*** Opening of Records shown ***

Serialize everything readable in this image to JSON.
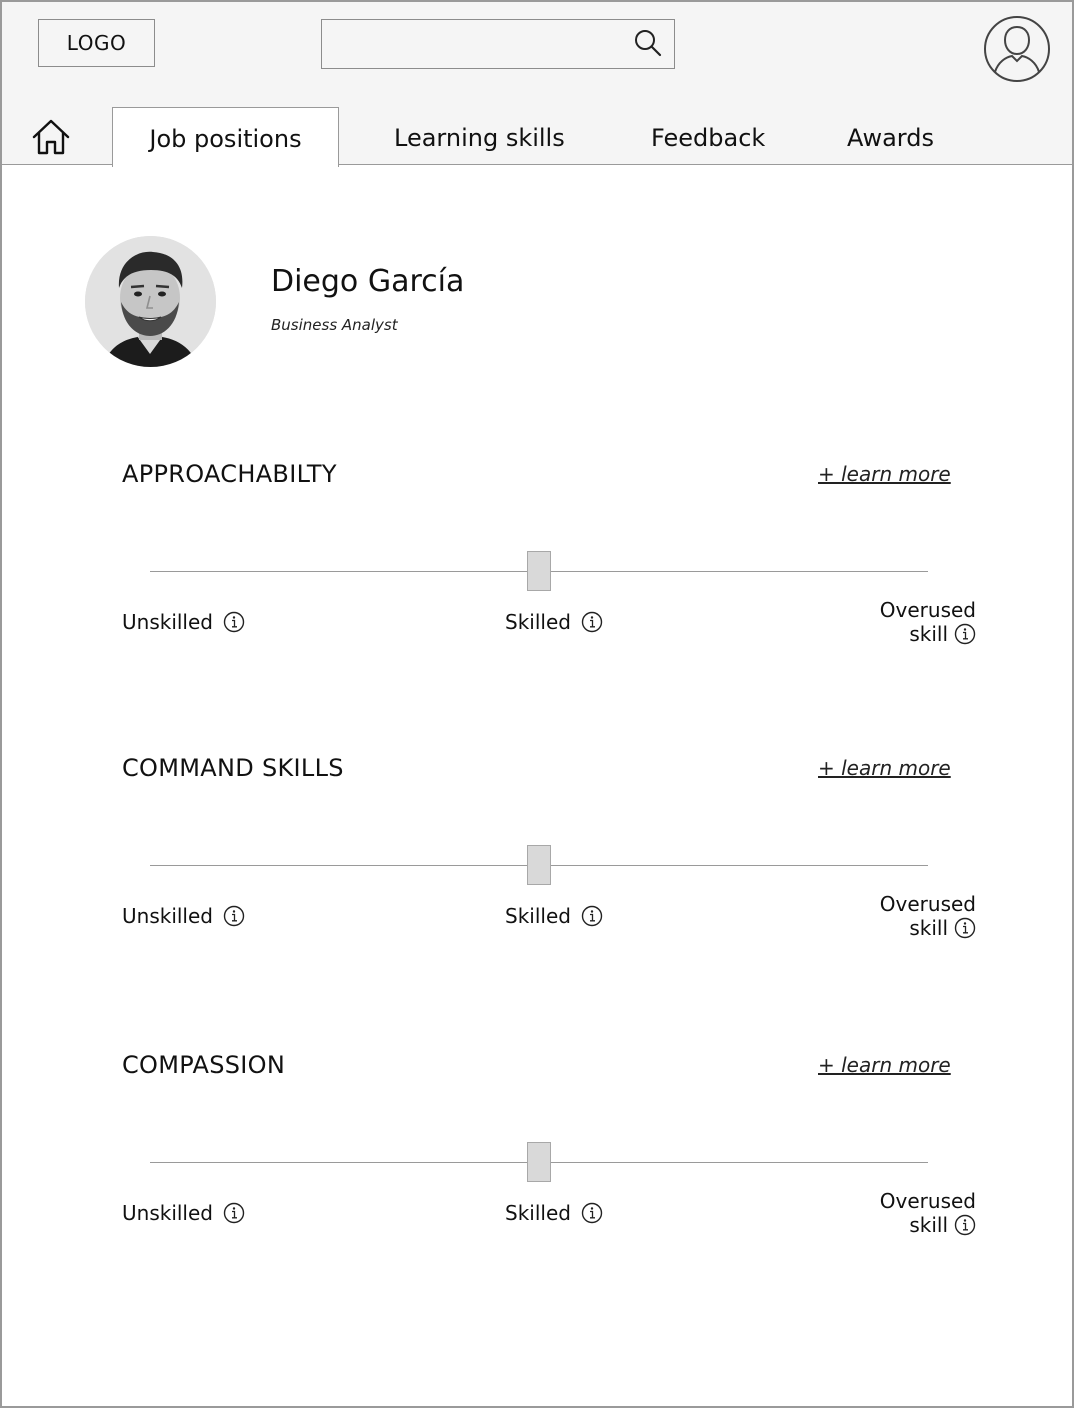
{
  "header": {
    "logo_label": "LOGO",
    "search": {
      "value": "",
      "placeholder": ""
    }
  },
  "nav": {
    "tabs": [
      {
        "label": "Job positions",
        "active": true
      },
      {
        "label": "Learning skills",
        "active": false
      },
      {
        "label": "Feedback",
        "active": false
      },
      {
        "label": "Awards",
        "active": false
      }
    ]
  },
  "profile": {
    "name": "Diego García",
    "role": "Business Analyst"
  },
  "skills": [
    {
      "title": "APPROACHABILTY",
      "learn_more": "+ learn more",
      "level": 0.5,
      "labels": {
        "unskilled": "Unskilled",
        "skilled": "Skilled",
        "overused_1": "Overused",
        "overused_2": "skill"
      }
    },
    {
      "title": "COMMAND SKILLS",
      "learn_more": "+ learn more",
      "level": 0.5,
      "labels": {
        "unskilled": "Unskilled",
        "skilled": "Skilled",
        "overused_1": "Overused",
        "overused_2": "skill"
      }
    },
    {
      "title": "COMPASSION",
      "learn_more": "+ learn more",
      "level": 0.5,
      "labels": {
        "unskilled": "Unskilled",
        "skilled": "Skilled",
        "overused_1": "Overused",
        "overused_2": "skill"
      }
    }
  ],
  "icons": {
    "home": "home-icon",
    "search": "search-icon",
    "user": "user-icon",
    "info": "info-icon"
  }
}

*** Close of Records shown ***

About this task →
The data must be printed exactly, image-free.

Exercise answer →
Serialize everything readable in this image to JSON.
{
  "header": {
    "logo_label": "LOGO",
    "search": {
      "value": "",
      "placeholder": ""
    }
  },
  "nav": {
    "tabs": [
      {
        "label": "Job positions",
        "active": true
      },
      {
        "label": "Learning skills",
        "active": false
      },
      {
        "label": "Feedback",
        "active": false
      },
      {
        "label": "Awards",
        "active": false
      }
    ]
  },
  "profile": {
    "name": "Diego García",
    "role": "Business Analyst"
  },
  "skills": [
    {
      "title": "APPROACHABILTY",
      "learn_more": "+ learn more",
      "level": 0.5,
      "labels": {
        "unskilled": "Unskilled",
        "skilled": "Skilled",
        "overused_1": "Overused",
        "overused_2": "skill"
      }
    },
    {
      "title": "COMMAND SKILLS",
      "learn_more": "+ learn more",
      "level": 0.5,
      "labels": {
        "unskilled": "Unskilled",
        "skilled": "Skilled",
        "overused_1": "Overused",
        "overused_2": "skill"
      }
    },
    {
      "title": "COMPASSION",
      "learn_more": "+ learn more",
      "level": 0.5,
      "labels": {
        "unskilled": "Unskilled",
        "skilled": "Skilled",
        "overused_1": "Overused",
        "overused_2": "skill"
      }
    }
  ],
  "icons": {
    "home": "home-icon",
    "search": "search-icon",
    "user": "user-icon",
    "info": "info-icon"
  }
}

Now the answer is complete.